The response must consist of every record, restated word for word.

═══ INFORMATION SHOWN

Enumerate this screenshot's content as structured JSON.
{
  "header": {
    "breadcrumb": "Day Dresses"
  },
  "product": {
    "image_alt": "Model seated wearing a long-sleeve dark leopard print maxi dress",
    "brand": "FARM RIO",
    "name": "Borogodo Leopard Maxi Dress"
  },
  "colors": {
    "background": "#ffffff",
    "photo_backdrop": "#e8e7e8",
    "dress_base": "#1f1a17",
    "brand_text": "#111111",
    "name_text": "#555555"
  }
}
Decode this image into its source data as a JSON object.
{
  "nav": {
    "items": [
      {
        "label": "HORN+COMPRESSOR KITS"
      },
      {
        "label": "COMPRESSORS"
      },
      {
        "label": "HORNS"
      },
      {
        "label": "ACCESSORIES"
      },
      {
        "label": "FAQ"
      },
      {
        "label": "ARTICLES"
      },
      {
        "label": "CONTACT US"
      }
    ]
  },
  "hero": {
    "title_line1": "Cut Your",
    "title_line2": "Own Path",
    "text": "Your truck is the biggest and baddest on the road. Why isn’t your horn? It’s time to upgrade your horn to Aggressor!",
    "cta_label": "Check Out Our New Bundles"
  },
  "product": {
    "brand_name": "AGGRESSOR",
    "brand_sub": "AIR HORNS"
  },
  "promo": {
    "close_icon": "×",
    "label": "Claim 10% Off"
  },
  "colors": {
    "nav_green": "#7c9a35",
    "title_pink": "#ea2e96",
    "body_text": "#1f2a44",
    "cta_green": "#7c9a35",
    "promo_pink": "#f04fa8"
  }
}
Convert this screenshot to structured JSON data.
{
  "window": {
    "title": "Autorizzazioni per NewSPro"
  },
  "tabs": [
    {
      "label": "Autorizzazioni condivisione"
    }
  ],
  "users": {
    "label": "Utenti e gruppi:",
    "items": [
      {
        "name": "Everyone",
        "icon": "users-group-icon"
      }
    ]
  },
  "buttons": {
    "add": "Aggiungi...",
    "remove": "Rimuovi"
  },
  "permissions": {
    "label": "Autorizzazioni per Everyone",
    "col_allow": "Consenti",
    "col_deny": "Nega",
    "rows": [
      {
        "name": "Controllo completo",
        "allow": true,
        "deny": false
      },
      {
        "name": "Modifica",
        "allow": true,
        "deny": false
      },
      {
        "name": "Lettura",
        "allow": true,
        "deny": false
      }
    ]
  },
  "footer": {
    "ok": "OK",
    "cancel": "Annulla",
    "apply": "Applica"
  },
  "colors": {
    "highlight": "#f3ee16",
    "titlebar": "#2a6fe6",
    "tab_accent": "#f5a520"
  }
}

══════

__RESPONSE AREA__
Enumerate this screenshot's content as structured JSON.
{
  "header": {
    "breadcrumb": "Day Dresses"
  },
  "product": {
    "image_alt": "Model seated wearing a long-sleeve dark leopard print maxi dress",
    "brand": "FARM RIO",
    "name": "Borogodo Leopard Maxi Dress"
  },
  "colors": {
    "background": "#ffffff",
    "photo_backdrop": "#e8e7e8",
    "dress_base": "#1f1a17",
    "brand_text": "#111111",
    "name_text": "#555555"
  }
}
Decode this image into its source data as a JSON object.
{
  "nav": {
    "items": [
      {
        "label": "HORN+COMPRESSOR KITS"
      },
      {
        "label": "COMPRESSORS"
      },
      {
        "label": "HORNS"
      },
      {
        "label": "ACCESSORIES"
      },
      {
        "label": "FAQ"
      },
      {
        "label": "ARTICLES"
      },
      {
        "label": "CONTACT US"
      }
    ]
  },
  "hero": {
    "title_line1": "Cut Your",
    "title_line2": "Own Path",
    "text": "Your truck is the biggest and baddest on the road. Why isn’t your horn? It’s time to upgrade your horn to Aggressor!",
    "cta_label": "Check Out Our New Bundles"
  },
  "product": {
    "brand_name": "AGGRESSOR",
    "brand_sub": "AIR HORNS"
  },
  "promo": {
    "close_icon": "×",
    "label": "Claim 10% Off"
  },
  "colors": {
    "nav_green": "#7c9a35",
    "title_pink": "#ea2e96",
    "body_text": "#1f2a44",
    "cta_green": "#7c9a35",
    "promo_pink": "#f04fa8"
  }
}
Convert this screenshot to structured JSON data.
{
  "window": {
    "title": "Autorizzazioni per NewSPro"
  },
  "tabs": [
    {
      "label": "Autorizzazioni condivisione"
    }
  ],
  "users": {
    "label": "Utenti e gruppi:",
    "items": [
      {
        "name": "Everyone",
        "icon": "users-group-icon"
      }
    ]
  },
  "buttons": {
    "add": "Aggiungi...",
    "remove": "Rimuovi"
  },
  "permissions": {
    "label": "Autorizzazioni per Everyone",
    "col_allow": "Consenti",
    "col_deny": "Nega",
    "rows": [
      {
        "name": "Controllo completo",
        "allow": true,
        "deny": false
      },
      {
        "name": "Modifica",
        "allow": true,
        "deny": false
      },
      {
        "name": "Lettura",
        "allow": true,
        "deny": false
      }
    ]
  },
  "footer": {
    "ok": "OK",
    "cancel": "Annulla",
    "apply": "Applica"
  },
  "colors": {
    "highlight": "#f3ee16",
    "titlebar": "#2a6fe6",
    "tab_accent": "#f5a520"
  }
}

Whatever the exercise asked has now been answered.